Feed, Book 1 of the Newsflesh trilogy,  is the post-apocalyptic zombie novel I’ve been waiting for. I love post-apocalyptic stories. They fascinate me; The Walking Dead is one my favorite tv shows and graphic novels for its excellent extended exploration of what happens after the world ends. The stories of the world wiped clean and regressing into the Dark Ages is old news now; even the story of how the world ends has gotten stale. You’ve got zombies? That’s cool (though my friend Auston will argue otherwise). But they aren’t really that interesting, they aren’t characters, they’re just a plot device. I’m not as interested in how your apocalypse happened or how you survived it, tell me what happens next. After The End, after Happily Ever After (or not), because that’s the interesting. Not how the world ends, how it changed.

Penned by Mira Grant, Feed takes place in 2039, after the zombies have risen, and the world beat them more or less back, but still lives and functions with the constant threat of outbreak. Because every living person is already infected, and it’s a matter of time until they become the undead themselves. In this novel, we follow Georgia and Shaun Mason, bloggers dedicated to the goddamn truth, as they and their friend Buffy are selected to become the dedicated press attachment of Senator Ryman’s bid for the presidency.

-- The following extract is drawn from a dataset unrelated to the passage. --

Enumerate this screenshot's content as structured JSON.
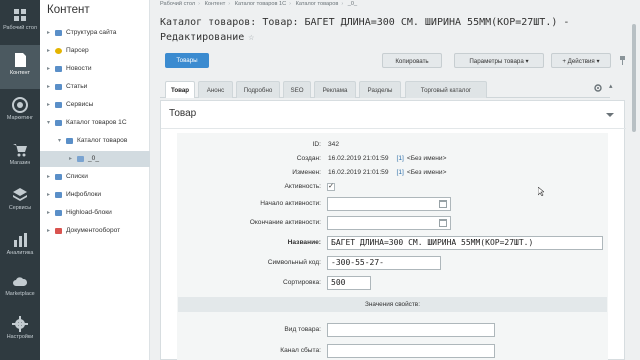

This novel came out in May 2010 in paperback, and I think I’ve had it sitting on my nightstand since about then. Shame on me, I know. What made me finally pick up and start reading Feed?

I also recently borrowed from a friend and read the five books so far released in the October (“Toby”) Daye series by Seanan McGuire. This series is about a half-faerie private eye and knight living in San Francisco, solving all manner of fae-on-fae crime. While I once overlooked this series for the ridiculousness of the main character’s name–let’s face, ridiculous names tend to plague the fantasy genre–upon this recommendation I tried it out and devoured the books in the space of about a month. What McGuire does best is fantastic world-building: she has done her research and built her world of faerie mythology soundly, constantly adding in new tidbits and interesting twists. The latest book, One Salt Sea, took place half in an undersea realm still filled with Faerie denizens new to both the reader and Toby alike and it was just excellent. These faerie have rules, traditions, politics, a long list of intriguing and very different races, ties back to any and all faerie stories you heard as a kid and as an adult. They’re mean and quixotic, they don’t think like we do, and yet they have to try since they live half in our world, and it’s this thin line that Toby straddles.

Rosemary and Rue, by Seanan McGuire, Book 1 of the October Daye series

What’s this got to with a book about zombies and bloggers? Well, turns out Mira Grant is Seanan McGuire’s pseudonym for this particular series. Once I knew that, I dove into Feed, and it has just as much excellent attention to detailed world-building as her other novels, with a great deal of thought (and consistency!) put into a world where the zombies have come and redefined everything about how we live our lives. There are security measures that have been planned, sections of the country that are more dangerous than others, how we eat out at restaurants has been addressed, and blood tests abound freakin’ everywhere because you could quite literally just suddenly become a zombie.

While the story has a slow build that may frustrate some, it’s got very worthwhile pay off, good characters, and it’s not boring while its building, either. Feed takes some really great risks that pay off, too. If you enjoy these things, and if you really like or are looking for some great world-building, I recommend the Newsflesh and the October Daye series alike.